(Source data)
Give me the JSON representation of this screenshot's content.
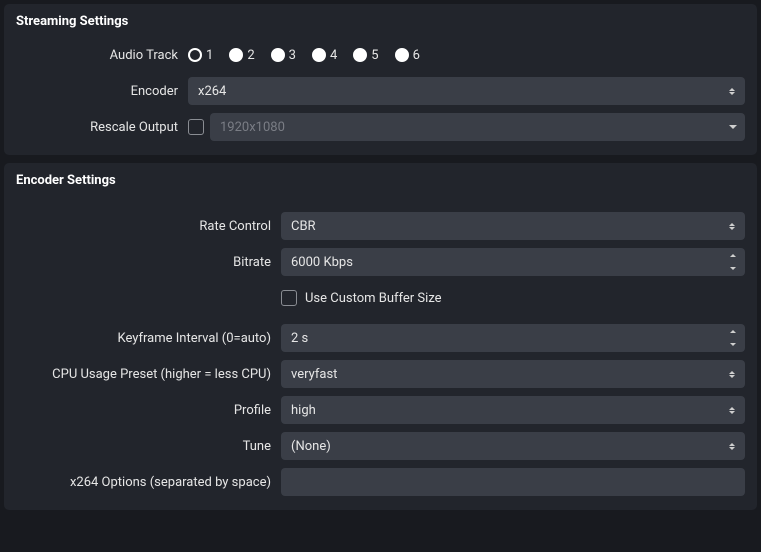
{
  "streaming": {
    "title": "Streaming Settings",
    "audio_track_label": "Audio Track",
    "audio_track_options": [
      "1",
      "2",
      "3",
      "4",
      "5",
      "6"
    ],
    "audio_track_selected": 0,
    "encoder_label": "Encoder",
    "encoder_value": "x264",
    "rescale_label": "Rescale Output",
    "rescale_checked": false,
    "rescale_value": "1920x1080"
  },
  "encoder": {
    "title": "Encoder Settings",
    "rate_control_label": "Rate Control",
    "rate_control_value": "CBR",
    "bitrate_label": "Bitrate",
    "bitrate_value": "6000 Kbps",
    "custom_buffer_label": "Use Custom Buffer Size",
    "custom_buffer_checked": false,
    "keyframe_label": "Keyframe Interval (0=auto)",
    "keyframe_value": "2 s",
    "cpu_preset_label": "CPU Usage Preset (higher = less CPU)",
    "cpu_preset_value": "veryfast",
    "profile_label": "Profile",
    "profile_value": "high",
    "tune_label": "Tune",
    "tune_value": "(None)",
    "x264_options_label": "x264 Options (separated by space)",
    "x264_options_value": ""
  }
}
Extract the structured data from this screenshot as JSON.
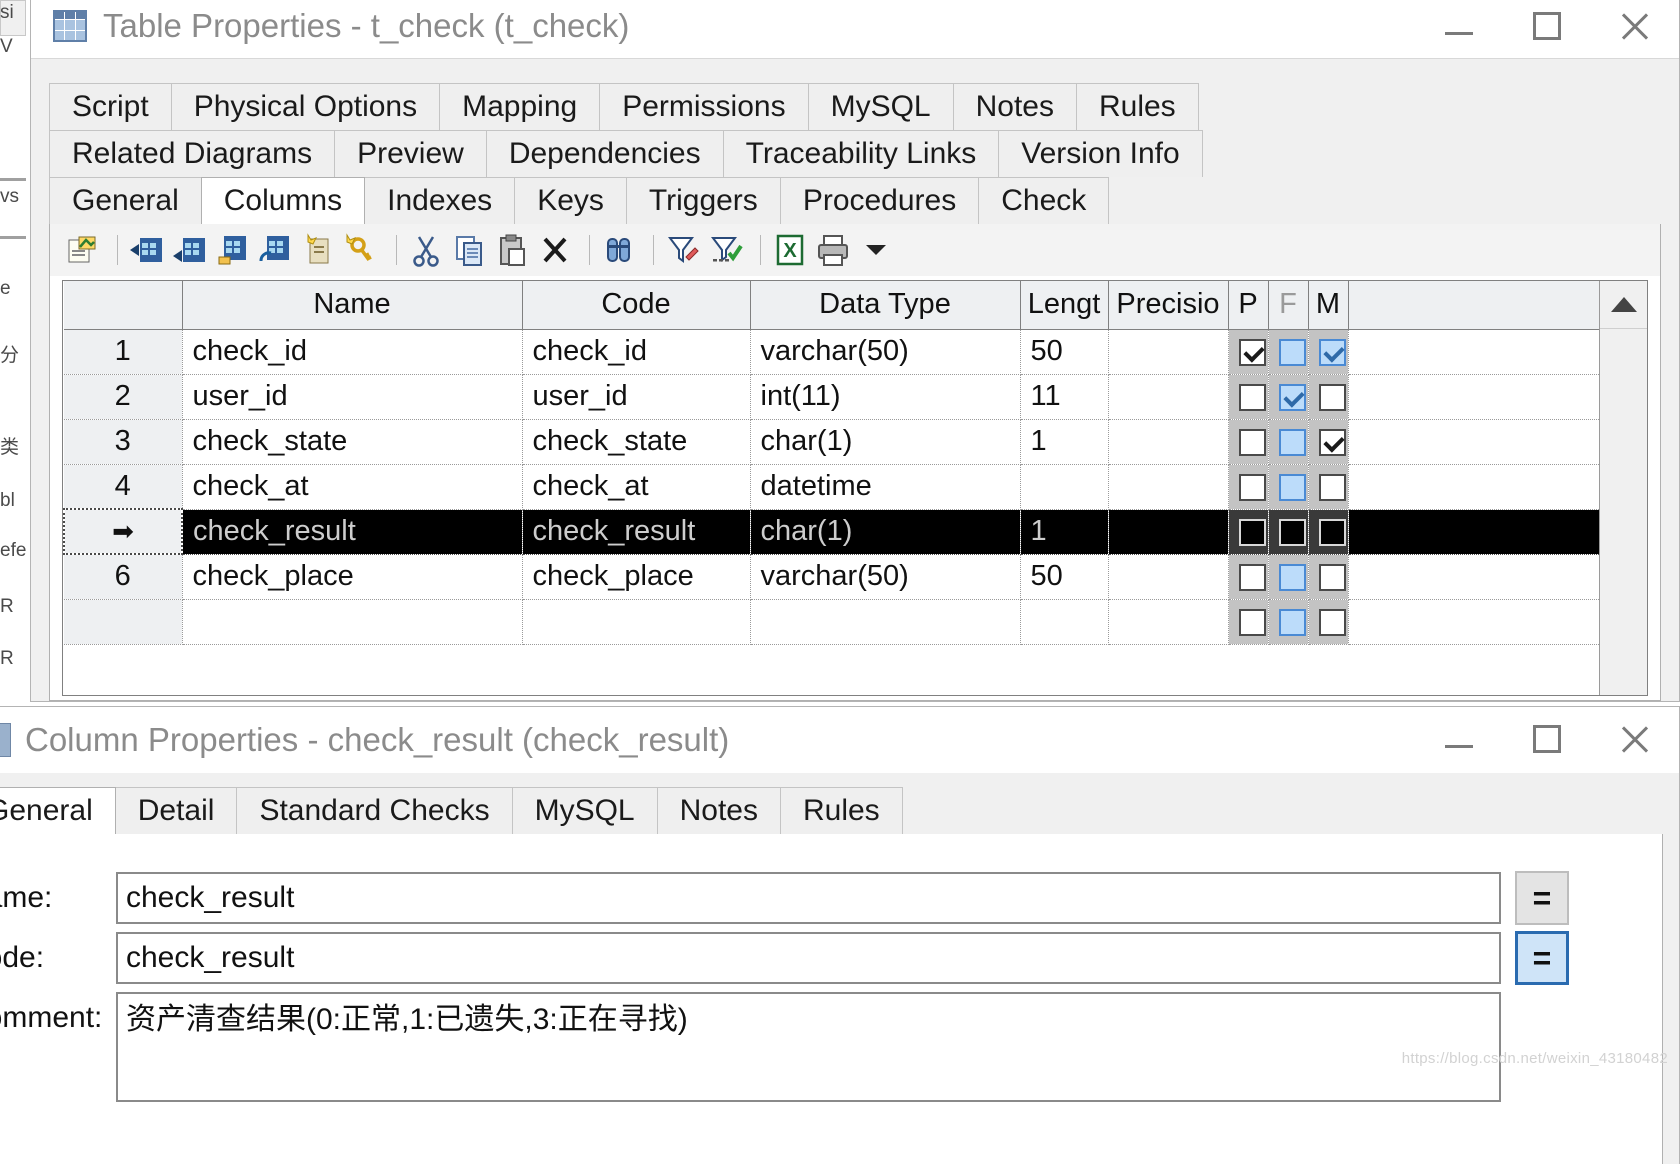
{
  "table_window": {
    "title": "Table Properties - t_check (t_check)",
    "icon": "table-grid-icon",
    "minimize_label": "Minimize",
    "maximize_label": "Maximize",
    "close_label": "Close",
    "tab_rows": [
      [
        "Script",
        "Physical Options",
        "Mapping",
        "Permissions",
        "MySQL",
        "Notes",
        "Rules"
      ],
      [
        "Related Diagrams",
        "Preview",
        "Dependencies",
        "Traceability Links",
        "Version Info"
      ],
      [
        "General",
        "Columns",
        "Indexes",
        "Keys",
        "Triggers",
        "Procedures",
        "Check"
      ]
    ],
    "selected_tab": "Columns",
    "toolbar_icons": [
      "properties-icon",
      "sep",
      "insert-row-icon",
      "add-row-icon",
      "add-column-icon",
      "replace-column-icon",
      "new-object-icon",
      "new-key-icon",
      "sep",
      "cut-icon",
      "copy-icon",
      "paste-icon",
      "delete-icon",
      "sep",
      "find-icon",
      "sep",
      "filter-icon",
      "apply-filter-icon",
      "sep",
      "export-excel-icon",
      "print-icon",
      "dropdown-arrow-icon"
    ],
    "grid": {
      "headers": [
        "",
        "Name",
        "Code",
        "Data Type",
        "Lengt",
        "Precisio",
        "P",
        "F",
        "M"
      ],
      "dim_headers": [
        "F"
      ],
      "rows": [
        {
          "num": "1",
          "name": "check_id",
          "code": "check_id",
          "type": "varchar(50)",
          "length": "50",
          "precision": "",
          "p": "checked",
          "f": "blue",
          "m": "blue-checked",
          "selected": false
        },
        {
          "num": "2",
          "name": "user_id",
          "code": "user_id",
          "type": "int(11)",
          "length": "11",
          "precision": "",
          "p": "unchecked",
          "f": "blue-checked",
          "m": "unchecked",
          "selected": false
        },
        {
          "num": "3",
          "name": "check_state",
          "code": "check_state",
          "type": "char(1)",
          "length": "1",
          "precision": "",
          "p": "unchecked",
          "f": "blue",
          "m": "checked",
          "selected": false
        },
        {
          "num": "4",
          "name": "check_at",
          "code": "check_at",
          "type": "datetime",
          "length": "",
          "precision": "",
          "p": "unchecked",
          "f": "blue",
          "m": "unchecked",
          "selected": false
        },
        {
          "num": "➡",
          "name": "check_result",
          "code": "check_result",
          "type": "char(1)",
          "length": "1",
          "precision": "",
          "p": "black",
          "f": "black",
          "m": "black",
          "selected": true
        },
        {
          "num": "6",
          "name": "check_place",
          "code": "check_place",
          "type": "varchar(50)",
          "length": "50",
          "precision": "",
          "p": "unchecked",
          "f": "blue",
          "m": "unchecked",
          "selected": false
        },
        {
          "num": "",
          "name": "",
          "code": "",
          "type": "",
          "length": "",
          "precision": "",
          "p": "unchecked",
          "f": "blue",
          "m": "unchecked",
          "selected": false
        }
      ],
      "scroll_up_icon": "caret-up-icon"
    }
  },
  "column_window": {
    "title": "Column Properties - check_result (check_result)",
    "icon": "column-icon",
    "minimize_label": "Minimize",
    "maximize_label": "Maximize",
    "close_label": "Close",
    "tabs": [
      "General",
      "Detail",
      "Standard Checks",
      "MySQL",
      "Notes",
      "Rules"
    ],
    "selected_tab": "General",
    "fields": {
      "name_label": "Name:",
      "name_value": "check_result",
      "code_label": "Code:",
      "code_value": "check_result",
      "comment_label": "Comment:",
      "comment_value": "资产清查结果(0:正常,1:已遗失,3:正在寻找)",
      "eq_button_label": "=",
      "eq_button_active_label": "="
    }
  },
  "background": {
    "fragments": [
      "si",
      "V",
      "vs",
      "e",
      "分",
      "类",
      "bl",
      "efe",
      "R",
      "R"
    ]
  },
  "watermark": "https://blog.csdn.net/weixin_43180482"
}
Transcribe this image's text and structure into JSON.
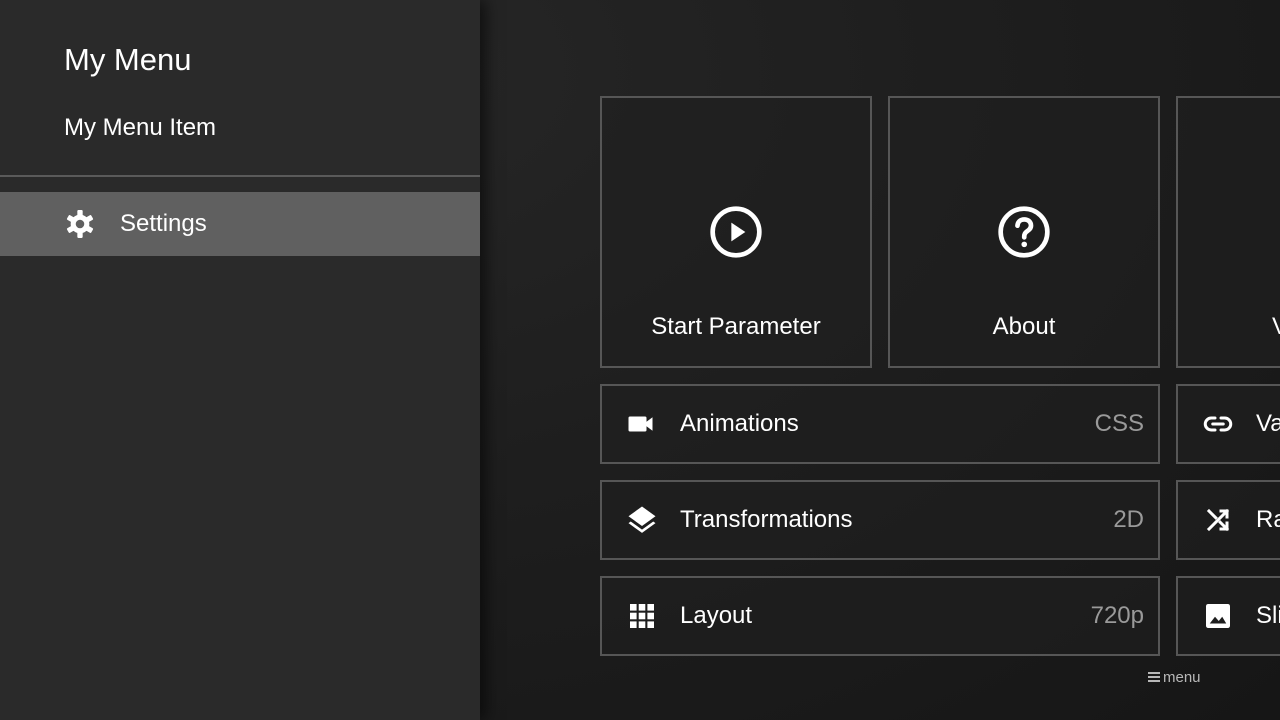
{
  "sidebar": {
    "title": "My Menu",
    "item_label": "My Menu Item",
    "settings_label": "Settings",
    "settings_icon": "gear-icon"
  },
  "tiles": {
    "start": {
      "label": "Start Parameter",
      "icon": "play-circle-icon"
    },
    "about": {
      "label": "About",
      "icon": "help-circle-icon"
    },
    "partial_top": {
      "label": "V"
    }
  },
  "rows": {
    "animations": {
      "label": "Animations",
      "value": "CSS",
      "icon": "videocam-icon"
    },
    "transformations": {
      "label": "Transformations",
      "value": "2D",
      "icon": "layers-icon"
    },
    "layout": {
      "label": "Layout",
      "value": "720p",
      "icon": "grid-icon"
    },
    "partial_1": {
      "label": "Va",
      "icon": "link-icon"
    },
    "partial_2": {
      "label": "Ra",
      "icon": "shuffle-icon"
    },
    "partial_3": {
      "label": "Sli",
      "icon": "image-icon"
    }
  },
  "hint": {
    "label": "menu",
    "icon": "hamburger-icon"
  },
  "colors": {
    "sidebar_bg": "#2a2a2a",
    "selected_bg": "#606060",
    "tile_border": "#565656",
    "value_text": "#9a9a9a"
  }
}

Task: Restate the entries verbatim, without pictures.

Completed task:
Give me the JSON representation of this screenshot's content.
{
  "streaming": {
    "title": "Streaming Settings",
    "audio_track_label": "Audio Track",
    "audio_track_options": [
      "1",
      "2",
      "3",
      "4",
      "5",
      "6"
    ],
    "audio_track_selected": 0,
    "encoder_label": "Encoder",
    "encoder_value": "x264",
    "rescale_label": "Rescale Output",
    "rescale_checked": false,
    "rescale_value": "1920x1080"
  },
  "encoder": {
    "title": "Encoder Settings",
    "rate_control_label": "Rate Control",
    "rate_control_value": "CBR",
    "bitrate_label": "Bitrate",
    "bitrate_value": "6000 Kbps",
    "custom_buffer_label": "Use Custom Buffer Size",
    "custom_buffer_checked": false,
    "keyframe_label": "Keyframe Interval (0=auto)",
    "keyframe_value": "2 s",
    "cpu_preset_label": "CPU Usage Preset (higher = less CPU)",
    "cpu_preset_value": "veryfast",
    "profile_label": "Profile",
    "profile_value": "high",
    "tune_label": "Tune",
    "tune_value": "(None)",
    "x264_options_label": "x264 Options (separated by space)",
    "x264_options_value": ""
  }
}
Extract the structured data from this screenshot as JSON.
{
  "table_window": {
    "title": "Table Properties - t_check (t_check)",
    "icon": "table-grid-icon",
    "minimize_label": "Minimize",
    "maximize_label": "Maximize",
    "close_label": "Close",
    "tab_rows": [
      [
        "Script",
        "Physical Options",
        "Mapping",
        "Permissions",
        "MySQL",
        "Notes",
        "Rules"
      ],
      [
        "Related Diagrams",
        "Preview",
        "Dependencies",
        "Traceability Links",
        "Version Info"
      ],
      [
        "General",
        "Columns",
        "Indexes",
        "Keys",
        "Triggers",
        "Procedures",
        "Check"
      ]
    ],
    "selected_tab": "Columns",
    "toolbar_icons": [
      "properties-icon",
      "sep",
      "insert-row-icon",
      "add-row-icon",
      "add-column-icon",
      "replace-column-icon",
      "new-object-icon",
      "new-key-icon",
      "sep",
      "cut-icon",
      "copy-icon",
      "paste-icon",
      "delete-icon",
      "sep",
      "find-icon",
      "sep",
      "filter-icon",
      "apply-filter-icon",
      "sep",
      "export-excel-icon",
      "print-icon",
      "dropdown-arrow-icon"
    ],
    "grid": {
      "headers": [
        "",
        "Name",
        "Code",
        "Data Type",
        "Lengt",
        "Precisio",
        "P",
        "F",
        "M"
      ],
      "dim_headers": [
        "F"
      ],
      "rows": [
        {
          "num": "1",
          "name": "check_id",
          "code": "check_id",
          "type": "varchar(50)",
          "length": "50",
          "precision": "",
          "p": "checked",
          "f": "blue",
          "m": "blue-checked",
          "selected": false
        },
        {
          "num": "2",
          "name": "user_id",
          "code": "user_id",
          "type": "int(11)",
          "length": "11",
          "precision": "",
          "p": "unchecked",
          "f": "blue-checked",
          "m": "unchecked",
          "selected": false
        },
        {
          "num": "3",
          "name": "check_state",
          "code": "check_state",
          "type": "char(1)",
          "length": "1",
          "precision": "",
          "p": "unchecked",
          "f": "blue",
          "m": "checked",
          "selected": false
        },
        {
          "num": "4",
          "name": "check_at",
          "code": "check_at",
          "type": "datetime",
          "length": "",
          "precision": "",
          "p": "unchecked",
          "f": "blue",
          "m": "unchecked",
          "selected": false
        },
        {
          "num": "➡",
          "name": "check_result",
          "code": "check_result",
          "type": "char(1)",
          "length": "1",
          "precision": "",
          "p": "black",
          "f": "black",
          "m": "black",
          "selected": true
        },
        {
          "num": "6",
          "name": "check_place",
          "code": "check_place",
          "type": "varchar(50)",
          "length": "50",
          "precision": "",
          "p": "unchecked",
          "f": "blue",
          "m": "unchecked",
          "selected": false
        },
        {
          "num": "",
          "name": "",
          "code": "",
          "type": "",
          "length": "",
          "precision": "",
          "p": "unchecked",
          "f": "blue",
          "m": "unchecked",
          "selected": false
        }
      ],
      "scroll_up_icon": "caret-up-icon"
    }
  },
  "column_window": {
    "title": "Column Properties - check_result (check_result)",
    "icon": "column-icon",
    "minimize_label": "Minimize",
    "maximize_label": "Maximize",
    "close_label": "Close",
    "tabs": [
      "General",
      "Detail",
      "Standard Checks",
      "MySQL",
      "Notes",
      "Rules"
    ],
    "selected_tab": "General",
    "fields": {
      "name_label": "Name:",
      "name_value": "check_result",
      "code_label": "Code:",
      "code_value": "check_result",
      "comment_label": "Comment:",
      "comment_value": "资产清查结果(0:正常,1:已遗失,3:正在寻找)",
      "eq_button_label": "=",
      "eq_button_active_label": "="
    }
  },
  "background": {
    "fragments": [
      "si",
      "V",
      "vs",
      "e",
      "分",
      "类",
      "bl",
      "efe",
      "R",
      "R"
    ]
  },
  "watermark": "https://blog.csdn.net/weixin_43180482"
}
Transcribe this image's text and structure into JSON.
{
  "sidebar": {
    "title": "My Menu",
    "item_label": "My Menu Item",
    "settings_label": "Settings",
    "settings_icon": "gear-icon"
  },
  "tiles": {
    "start": {
      "label": "Start Parameter",
      "icon": "play-circle-icon"
    },
    "about": {
      "label": "About",
      "icon": "help-circle-icon"
    },
    "partial_top": {
      "label": "V"
    }
  },
  "rows": {
    "animations": {
      "label": "Animations",
      "value": "CSS",
      "icon": "videocam-icon"
    },
    "transformations": {
      "label": "Transformations",
      "value": "2D",
      "icon": "layers-icon"
    },
    "layout": {
      "label": "Layout",
      "value": "720p",
      "icon": "grid-icon"
    },
    "partial_1": {
      "label": "Va",
      "icon": "link-icon"
    },
    "partial_2": {
      "label": "Ra",
      "icon": "shuffle-icon"
    },
    "partial_3": {
      "label": "Sli",
      "icon": "image-icon"
    }
  },
  "hint": {
    "label": "menu",
    "icon": "hamburger-icon"
  },
  "colors": {
    "sidebar_bg": "#2a2a2a",
    "selected_bg": "#606060",
    "tile_border": "#565656",
    "value_text": "#9a9a9a"
  }
}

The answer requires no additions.